EXERCISE | Please set down every entry from the listing below, word for word.

GIVEN DATA |
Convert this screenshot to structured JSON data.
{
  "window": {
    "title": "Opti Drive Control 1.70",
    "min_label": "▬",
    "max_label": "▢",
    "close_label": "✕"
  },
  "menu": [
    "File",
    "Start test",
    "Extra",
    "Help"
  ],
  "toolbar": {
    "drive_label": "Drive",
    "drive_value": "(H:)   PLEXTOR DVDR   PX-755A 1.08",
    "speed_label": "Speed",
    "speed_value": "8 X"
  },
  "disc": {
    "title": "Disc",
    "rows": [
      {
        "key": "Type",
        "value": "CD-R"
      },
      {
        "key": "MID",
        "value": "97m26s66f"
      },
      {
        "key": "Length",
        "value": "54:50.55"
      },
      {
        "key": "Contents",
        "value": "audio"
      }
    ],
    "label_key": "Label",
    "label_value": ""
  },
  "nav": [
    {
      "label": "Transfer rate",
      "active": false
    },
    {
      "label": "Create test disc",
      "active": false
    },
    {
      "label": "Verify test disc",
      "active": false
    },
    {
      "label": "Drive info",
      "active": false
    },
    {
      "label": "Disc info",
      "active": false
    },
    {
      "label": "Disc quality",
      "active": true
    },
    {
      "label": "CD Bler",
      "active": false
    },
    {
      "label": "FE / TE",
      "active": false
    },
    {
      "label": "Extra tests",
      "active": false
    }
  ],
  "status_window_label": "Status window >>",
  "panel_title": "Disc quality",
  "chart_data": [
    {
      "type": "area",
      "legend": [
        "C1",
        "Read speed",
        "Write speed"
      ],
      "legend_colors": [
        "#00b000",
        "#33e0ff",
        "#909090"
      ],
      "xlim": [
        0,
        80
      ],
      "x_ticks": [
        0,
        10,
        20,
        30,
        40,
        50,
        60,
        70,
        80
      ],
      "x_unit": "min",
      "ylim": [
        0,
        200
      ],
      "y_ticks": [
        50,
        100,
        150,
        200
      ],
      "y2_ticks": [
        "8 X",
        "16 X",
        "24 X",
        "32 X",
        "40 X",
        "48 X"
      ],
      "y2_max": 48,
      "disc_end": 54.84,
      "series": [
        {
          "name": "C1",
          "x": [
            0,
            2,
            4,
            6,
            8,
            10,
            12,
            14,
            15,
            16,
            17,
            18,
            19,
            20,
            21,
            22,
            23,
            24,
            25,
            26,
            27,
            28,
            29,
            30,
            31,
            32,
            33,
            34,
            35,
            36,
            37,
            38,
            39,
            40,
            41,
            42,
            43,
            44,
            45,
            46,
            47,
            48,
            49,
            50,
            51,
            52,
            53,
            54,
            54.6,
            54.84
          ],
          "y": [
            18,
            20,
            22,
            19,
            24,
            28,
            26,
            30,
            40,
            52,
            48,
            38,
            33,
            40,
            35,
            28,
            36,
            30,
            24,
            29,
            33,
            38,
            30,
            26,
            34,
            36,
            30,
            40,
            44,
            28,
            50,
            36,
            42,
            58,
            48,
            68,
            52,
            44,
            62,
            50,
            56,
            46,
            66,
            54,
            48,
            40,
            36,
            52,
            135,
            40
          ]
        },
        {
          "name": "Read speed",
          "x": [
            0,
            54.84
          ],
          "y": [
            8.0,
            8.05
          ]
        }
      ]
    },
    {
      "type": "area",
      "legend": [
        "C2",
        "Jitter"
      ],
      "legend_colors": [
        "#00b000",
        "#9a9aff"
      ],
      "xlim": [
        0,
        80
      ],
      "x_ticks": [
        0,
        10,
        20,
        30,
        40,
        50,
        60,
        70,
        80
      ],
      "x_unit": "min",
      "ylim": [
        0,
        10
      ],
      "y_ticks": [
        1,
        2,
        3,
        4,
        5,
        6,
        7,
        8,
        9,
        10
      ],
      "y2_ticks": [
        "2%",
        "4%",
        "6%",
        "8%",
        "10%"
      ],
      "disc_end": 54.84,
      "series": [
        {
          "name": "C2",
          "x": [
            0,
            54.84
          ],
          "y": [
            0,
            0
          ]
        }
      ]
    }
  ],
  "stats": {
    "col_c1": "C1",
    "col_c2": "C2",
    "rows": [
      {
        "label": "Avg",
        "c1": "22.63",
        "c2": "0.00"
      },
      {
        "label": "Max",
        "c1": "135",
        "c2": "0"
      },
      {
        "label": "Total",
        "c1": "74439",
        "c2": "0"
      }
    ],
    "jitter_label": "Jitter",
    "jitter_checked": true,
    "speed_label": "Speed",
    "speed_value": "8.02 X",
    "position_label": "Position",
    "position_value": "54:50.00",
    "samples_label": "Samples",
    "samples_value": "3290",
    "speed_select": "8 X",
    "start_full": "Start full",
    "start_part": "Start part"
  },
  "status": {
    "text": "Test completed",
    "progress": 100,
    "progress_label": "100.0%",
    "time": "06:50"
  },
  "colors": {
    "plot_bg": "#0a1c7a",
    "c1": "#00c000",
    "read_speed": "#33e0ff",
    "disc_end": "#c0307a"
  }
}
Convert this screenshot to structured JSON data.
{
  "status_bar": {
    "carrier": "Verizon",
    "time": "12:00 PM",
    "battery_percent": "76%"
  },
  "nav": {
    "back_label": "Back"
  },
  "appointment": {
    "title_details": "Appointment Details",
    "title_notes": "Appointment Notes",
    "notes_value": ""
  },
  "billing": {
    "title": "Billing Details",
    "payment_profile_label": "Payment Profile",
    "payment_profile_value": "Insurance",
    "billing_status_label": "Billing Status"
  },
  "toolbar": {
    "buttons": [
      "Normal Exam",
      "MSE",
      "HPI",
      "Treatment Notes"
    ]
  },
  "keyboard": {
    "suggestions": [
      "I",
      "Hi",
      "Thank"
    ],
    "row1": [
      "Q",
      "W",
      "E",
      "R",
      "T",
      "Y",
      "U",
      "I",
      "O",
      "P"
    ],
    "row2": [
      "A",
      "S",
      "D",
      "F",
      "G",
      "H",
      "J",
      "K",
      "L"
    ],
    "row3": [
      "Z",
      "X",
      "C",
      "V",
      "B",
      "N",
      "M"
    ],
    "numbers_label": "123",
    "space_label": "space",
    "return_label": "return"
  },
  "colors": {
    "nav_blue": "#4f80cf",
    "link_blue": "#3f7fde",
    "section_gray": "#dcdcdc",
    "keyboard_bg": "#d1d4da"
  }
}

WRITTEN ANSWER |
Convert this screenshot to structured JSON data.
{
  "window": {
    "title": "Opti Drive Control 1.70",
    "min_label": "▬",
    "max_label": "▢",
    "close_label": "✕"
  },
  "menu": [
    "File",
    "Start test",
    "Extra",
    "Help"
  ],
  "toolbar": {
    "drive_label": "Drive",
    "drive_value": "(H:)   PLEXTOR DVDR   PX-755A 1.08",
    "speed_label": "Speed",
    "speed_value": "8 X"
  },
  "disc": {
    "title": "Disc",
    "rows": [
      {
        "key": "Type",
        "value": "CD-R"
      },
      {
        "key": "MID",
        "value": "97m26s66f"
      },
      {
        "key": "Length",
        "value": "54:50.55"
      },
      {
        "key": "Contents",
        "value": "audio"
      }
    ],
    "label_key": "Label",
    "label_value": ""
  },
  "nav": [
    {
      "label": "Transfer rate",
      "active": false
    },
    {
      "label": "Create test disc",
      "active": false
    },
    {
      "label": "Verify test disc",
      "active": false
    },
    {
      "label": "Drive info",
      "active": false
    },
    {
      "label": "Disc info",
      "active": false
    },
    {
      "label": "Disc quality",
      "active": true
    },
    {
      "label": "CD Bler",
      "active": false
    },
    {
      "label": "FE / TE",
      "active": false
    },
    {
      "label": "Extra tests",
      "active": false
    }
  ],
  "status_window_label": "Status window >>",
  "panel_title": "Disc quality",
  "chart_data": [
    {
      "type": "area",
      "legend": [
        "C1",
        "Read speed",
        "Write speed"
      ],
      "legend_colors": [
        "#00b000",
        "#33e0ff",
        "#909090"
      ],
      "xlim": [
        0,
        80
      ],
      "x_ticks": [
        0,
        10,
        20,
        30,
        40,
        50,
        60,
        70,
        80
      ],
      "x_unit": "min",
      "ylim": [
        0,
        200
      ],
      "y_ticks": [
        50,
        100,
        150,
        200
      ],
      "y2_ticks": [
        "8 X",
        "16 X",
        "24 X",
        "32 X",
        "40 X",
        "48 X"
      ],
      "y2_max": 48,
      "disc_end": 54.84,
      "series": [
        {
          "name": "C1",
          "x": [
            0,
            2,
            4,
            6,
            8,
            10,
            12,
            14,
            15,
            16,
            17,
            18,
            19,
            20,
            21,
            22,
            23,
            24,
            25,
            26,
            27,
            28,
            29,
            30,
            31,
            32,
            33,
            34,
            35,
            36,
            37,
            38,
            39,
            40,
            41,
            42,
            43,
            44,
            45,
            46,
            47,
            48,
            49,
            50,
            51,
            52,
            53,
            54,
            54.6,
            54.84
          ],
          "y": [
            18,
            20,
            22,
            19,
            24,
            28,
            26,
            30,
            40,
            52,
            48,
            38,
            33,
            40,
            35,
            28,
            36,
            30,
            24,
            29,
            33,
            38,
            30,
            26,
            34,
            36,
            30,
            40,
            44,
            28,
            50,
            36,
            42,
            58,
            48,
            68,
            52,
            44,
            62,
            50,
            56,
            46,
            66,
            54,
            48,
            40,
            36,
            52,
            135,
            40
          ]
        },
        {
          "name": "Read speed",
          "x": [
            0,
            54.84
          ],
          "y": [
            8.0,
            8.05
          ]
        }
      ]
    },
    {
      "type": "area",
      "legend": [
        "C2",
        "Jitter"
      ],
      "legend_colors": [
        "#00b000",
        "#9a9aff"
      ],
      "xlim": [
        0,
        80
      ],
      "x_ticks": [
        0,
        10,
        20,
        30,
        40,
        50,
        60,
        70,
        80
      ],
      "x_unit": "min",
      "ylim": [
        0,
        10
      ],
      "y_ticks": [
        1,
        2,
        3,
        4,
        5,
        6,
        7,
        8,
        9,
        10
      ],
      "y2_ticks": [
        "2%",
        "4%",
        "6%",
        "8%",
        "10%"
      ],
      "disc_end": 54.84,
      "series": [
        {
          "name": "C2",
          "x": [
            0,
            54.84
          ],
          "y": [
            0,
            0
          ]
        }
      ]
    }
  ],
  "stats": {
    "col_c1": "C1",
    "col_c2": "C2",
    "rows": [
      {
        "label": "Avg",
        "c1": "22.63",
        "c2": "0.00"
      },
      {
        "label": "Max",
        "c1": "135",
        "c2": "0"
      },
      {
        "label": "Total",
        "c1": "74439",
        "c2": "0"
      }
    ],
    "jitter_label": "Jitter",
    "jitter_checked": true,
    "speed_label": "Speed",
    "speed_value": "8.02 X",
    "position_label": "Position",
    "position_value": "54:50.00",
    "samples_label": "Samples",
    "samples_value": "3290",
    "speed_select": "8 X",
    "start_full": "Start full",
    "start_part": "Start part"
  },
  "status": {
    "text": "Test completed",
    "progress": 100,
    "progress_label": "100.0%",
    "time": "06:50"
  },
  "colors": {
    "plot_bg": "#0a1c7a",
    "c1": "#00c000",
    "read_speed": "#33e0ff",
    "disc_end": "#c0307a"
  }
}
Convert this screenshot to structured JSON data.
{
  "status_bar": {
    "carrier": "Verizon",
    "time": "12:00 PM",
    "battery_percent": "76%"
  },
  "nav": {
    "back_label": "Back"
  },
  "appointment": {
    "title_details": "Appointment Details",
    "title_notes": "Appointment Notes",
    "notes_value": ""
  },
  "billing": {
    "title": "Billing Details",
    "payment_profile_label": "Payment Profile",
    "payment_profile_value": "Insurance",
    "billing_status_label": "Billing Status"
  },
  "toolbar": {
    "buttons": [
      "Normal Exam",
      "MSE",
      "HPI",
      "Treatment Notes"
    ]
  },
  "keyboard": {
    "suggestions": [
      "I",
      "Hi",
      "Thank"
    ],
    "row1": [
      "Q",
      "W",
      "E",
      "R",
      "T",
      "Y",
      "U",
      "I",
      "O",
      "P"
    ],
    "row2": [
      "A",
      "S",
      "D",
      "F",
      "G",
      "H",
      "J",
      "K",
      "L"
    ],
    "row3": [
      "Z",
      "X",
      "C",
      "V",
      "B",
      "N",
      "M"
    ],
    "numbers_label": "123",
    "space_label": "space",
    "return_label": "return"
  },
  "colors": {
    "nav_blue": "#4f80cf",
    "link_blue": "#3f7fde",
    "section_gray": "#dcdcdc",
    "keyboard_bg": "#d1d4da"
  }
}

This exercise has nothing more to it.